In college I took some creative writing coursework. I took a 200 level class freshman year and the prof immediately suggested that I take his grad class sophomore year. I was absolutely intimidated and I tried hard, until I tapped out after the life-altering experience of finding and then nearly losing my future husband. But in that class I did come up with a little story called "Snow-Angels".
On the back page my prof wrote:
[Sex]--This is outstanding! The characters, the pacing, the dialogue--it's all just right. The theme, young people on the edge of adulthood, is deftly woven into the narrative, handled with subtlety and skill. (He missed the theme of inevitable, frightening change--that apparently was woven in a bit too deftly.) Then he throws me a couple of suggestions and finishes: ...but with a bit of polish this is publishable stuff.
And there was a big ole A on it, too.
It was type-written on an old Smith-Corona and full of more mistakes than you can imagine. But there's some good stuff in there, I think.
And his last line stuck with me the last six months. It's funny how one small comment can make a difference. Having done some teaching myself, I know that this would be the wet dream of a creative writing professor: to write a comment that stuck with someone you thought was good; right through to publishing.
So today I pulled Snow-Angels out and transcribed it into Word. I'm giving it to my writing buddy and I might email it to a couple of folks for suggestions (it definitely needs work), and then I'm gonna find a proper rag to submit to. So it was publishable nearly twenty years ago, but is it timeless? We'll find out.
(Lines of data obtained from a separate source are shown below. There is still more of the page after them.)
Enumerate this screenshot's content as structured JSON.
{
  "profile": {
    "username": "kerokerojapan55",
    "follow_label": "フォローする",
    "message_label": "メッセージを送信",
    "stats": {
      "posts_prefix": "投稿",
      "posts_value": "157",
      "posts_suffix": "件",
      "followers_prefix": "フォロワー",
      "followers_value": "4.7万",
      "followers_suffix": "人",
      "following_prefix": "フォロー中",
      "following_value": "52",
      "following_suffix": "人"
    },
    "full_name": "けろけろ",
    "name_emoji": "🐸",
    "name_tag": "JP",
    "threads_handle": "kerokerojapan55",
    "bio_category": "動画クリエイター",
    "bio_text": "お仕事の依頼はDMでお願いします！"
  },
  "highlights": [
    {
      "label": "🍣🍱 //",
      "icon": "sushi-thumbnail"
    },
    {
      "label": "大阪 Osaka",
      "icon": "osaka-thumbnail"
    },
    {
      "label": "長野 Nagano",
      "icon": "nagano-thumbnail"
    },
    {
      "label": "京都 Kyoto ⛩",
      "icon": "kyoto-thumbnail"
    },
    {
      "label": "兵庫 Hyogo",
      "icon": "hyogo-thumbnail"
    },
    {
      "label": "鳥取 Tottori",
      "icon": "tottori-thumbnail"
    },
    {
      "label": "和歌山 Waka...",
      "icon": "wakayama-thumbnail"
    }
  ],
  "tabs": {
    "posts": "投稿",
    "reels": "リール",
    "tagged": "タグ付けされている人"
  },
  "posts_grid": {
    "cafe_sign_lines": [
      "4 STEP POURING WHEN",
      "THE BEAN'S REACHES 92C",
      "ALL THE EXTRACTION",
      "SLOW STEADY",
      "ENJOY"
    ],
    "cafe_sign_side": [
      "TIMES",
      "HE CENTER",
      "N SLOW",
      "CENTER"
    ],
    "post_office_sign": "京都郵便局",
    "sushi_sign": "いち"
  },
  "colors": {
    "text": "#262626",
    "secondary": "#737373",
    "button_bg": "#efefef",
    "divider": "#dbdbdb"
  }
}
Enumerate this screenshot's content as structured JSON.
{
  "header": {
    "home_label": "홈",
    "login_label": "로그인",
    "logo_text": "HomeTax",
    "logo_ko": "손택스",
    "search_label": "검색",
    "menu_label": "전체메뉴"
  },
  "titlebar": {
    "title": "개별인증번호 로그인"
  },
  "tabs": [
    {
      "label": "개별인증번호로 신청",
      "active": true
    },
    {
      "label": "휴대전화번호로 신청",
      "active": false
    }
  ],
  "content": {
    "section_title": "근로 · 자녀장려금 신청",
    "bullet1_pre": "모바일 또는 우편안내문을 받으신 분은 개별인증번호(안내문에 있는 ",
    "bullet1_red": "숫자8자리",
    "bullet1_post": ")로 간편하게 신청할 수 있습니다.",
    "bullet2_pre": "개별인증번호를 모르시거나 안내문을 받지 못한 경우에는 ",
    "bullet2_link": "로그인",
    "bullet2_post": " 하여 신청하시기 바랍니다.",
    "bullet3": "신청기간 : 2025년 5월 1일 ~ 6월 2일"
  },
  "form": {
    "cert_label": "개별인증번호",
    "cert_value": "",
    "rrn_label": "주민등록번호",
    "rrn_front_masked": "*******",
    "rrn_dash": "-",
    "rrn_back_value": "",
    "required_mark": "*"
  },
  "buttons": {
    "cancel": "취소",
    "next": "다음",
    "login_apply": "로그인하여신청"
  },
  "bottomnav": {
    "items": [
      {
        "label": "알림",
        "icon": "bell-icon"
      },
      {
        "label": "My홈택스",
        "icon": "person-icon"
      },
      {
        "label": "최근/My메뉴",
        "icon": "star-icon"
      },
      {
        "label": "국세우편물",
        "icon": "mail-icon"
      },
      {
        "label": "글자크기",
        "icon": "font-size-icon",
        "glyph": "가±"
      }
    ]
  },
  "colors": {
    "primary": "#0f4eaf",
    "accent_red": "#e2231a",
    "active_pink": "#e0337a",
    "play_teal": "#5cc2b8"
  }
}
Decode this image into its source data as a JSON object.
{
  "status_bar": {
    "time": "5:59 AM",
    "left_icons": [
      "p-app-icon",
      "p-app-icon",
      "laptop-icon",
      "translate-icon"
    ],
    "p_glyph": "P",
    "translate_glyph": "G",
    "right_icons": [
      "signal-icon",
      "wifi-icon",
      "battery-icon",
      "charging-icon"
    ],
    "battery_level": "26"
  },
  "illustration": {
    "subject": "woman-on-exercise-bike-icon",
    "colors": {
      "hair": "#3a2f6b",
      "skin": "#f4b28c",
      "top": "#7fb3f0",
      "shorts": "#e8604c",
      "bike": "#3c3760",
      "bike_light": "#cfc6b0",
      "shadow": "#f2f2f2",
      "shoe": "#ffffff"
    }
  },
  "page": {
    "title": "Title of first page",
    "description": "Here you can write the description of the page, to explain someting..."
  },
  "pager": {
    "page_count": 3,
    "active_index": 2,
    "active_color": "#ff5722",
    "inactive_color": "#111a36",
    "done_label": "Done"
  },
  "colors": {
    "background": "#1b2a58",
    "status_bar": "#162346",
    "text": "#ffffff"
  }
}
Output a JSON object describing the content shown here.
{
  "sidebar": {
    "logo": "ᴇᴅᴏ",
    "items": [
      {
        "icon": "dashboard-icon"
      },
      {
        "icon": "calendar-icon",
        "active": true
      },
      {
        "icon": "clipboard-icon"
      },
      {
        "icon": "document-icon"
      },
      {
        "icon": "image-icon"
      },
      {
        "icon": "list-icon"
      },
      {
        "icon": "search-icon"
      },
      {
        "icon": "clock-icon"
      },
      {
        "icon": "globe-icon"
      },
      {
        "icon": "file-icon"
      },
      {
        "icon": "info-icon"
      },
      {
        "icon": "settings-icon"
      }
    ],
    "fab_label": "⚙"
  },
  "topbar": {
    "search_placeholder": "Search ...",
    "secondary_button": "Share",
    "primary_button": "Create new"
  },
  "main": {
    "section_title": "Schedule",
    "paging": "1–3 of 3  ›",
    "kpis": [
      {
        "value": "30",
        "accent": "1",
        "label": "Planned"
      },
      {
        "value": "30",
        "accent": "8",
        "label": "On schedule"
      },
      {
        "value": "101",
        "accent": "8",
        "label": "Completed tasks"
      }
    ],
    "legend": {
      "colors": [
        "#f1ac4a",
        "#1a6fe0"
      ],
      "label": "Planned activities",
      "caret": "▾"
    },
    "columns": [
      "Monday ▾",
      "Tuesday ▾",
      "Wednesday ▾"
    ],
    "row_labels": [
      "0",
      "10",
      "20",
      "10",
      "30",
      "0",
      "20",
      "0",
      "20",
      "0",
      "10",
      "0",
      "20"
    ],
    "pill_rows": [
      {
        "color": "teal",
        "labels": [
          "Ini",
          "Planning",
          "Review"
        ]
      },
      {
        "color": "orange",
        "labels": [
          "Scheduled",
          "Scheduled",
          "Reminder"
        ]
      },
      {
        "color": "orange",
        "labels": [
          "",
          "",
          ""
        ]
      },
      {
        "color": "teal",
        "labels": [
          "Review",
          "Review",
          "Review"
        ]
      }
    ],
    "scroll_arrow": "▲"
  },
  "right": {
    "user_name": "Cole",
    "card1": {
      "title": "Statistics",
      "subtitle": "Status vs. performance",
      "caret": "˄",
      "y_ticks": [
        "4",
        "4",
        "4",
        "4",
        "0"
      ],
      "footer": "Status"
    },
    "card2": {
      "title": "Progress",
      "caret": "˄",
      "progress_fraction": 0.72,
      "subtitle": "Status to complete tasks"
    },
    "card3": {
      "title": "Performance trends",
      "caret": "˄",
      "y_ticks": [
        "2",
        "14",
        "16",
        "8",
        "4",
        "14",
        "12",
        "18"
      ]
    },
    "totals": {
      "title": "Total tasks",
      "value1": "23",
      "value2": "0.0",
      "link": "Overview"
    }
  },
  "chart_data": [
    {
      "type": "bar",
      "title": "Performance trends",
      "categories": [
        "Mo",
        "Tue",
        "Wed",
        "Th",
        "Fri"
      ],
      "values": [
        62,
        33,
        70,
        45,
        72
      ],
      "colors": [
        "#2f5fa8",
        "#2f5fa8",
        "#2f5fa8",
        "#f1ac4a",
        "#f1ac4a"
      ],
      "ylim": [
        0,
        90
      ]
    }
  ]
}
Somebody else recently wrote to me after I talked about getting rejection letters(I'm going to annihilate this, I know): "There are writers out there with some skill. That can make them good. There are writers who can market pretty well, too. That can make them great. But you put skill and marketing together with passion and then you've got excellence."
I beg to dream and differ from the hollow lies
This is the dawning of the rest of our lives
This is our lives on holiday
--billie joe and the boys
So with that, I've had to face this question forcing its way into my psyche: Do I want to do this writing gig for real... like, make a buck? Or do I want to carry on with social hour? The fiction won out, as it inevitably will. But Greg decried my quitting the blog outright--thanks, btw--so I've tried to compromise. Not like I can give up Greg himself, at any rate.
I've also been entertaining the notion that I've left my brain on simmer so long that the water is starting to evaporate, leaving nothing but old ideas and stale emotions. I've been contemplating my spirituality (or rather, lack thereof) for awhile now, but it's still fearful to make much of an appearance. First came the fiction (I actually accidently typed that fixtion just then - which is more apt, so fixtion it shall ever remain) and though I will continue to insist that I am a storyteller through and through... ok, ok, yeah, I guess it does reveal some of my longing for depth and exploration.
Unfortunately, with the re-emergence of this old exploration my old affectivity has resurfaced as well. It's the nemesis of writers, I think, that we crave solitude while so needing social interraction in order to hoard fodder for our chosen craft.
As my horoscope today mentions: "You're weirdly introverted today, more into making big plans than big statements."
I'm reminded constantly of my alone-ness, of my separate-ness. I can't ever seem to stay emerged in a group for all that long; some longstanding flaw in my character prevents that. I don't even want to--I'm especially bad with groups of women--so the flaw runs pretty deep. Think Mr and Mrs Smith when Angelina sits with the neighbor women and has nothing to say. That's me. I can fake it, but am I really interested? No, and after a while people can start to tell. Of course my personal bullshit meter rises exponentially when I become emotionally hurt by my own self-invoked solitude.
But I can't help it. I need depth. I need to be challenged. I need intellectual spirituality. Someone called me a philosopher the other day. No, I typed back, laughing nervously to myself, I'm just a writer. For me, these "philosphical" posts are more studies in character and situation. You know, for the benefit of my fixtion.
So to Greg and Mac and TG and Jack (miss you) and Maugham and the rest of you thoughtful lurkers and commenters with whom I am so far out of my league that I can barely see the light of your lanterns, thanks for joining into my new challenge. I appreciate your time and your comments and especially your questions. They get me to thinking and writing even more, and to me, that's the greatest gift ever.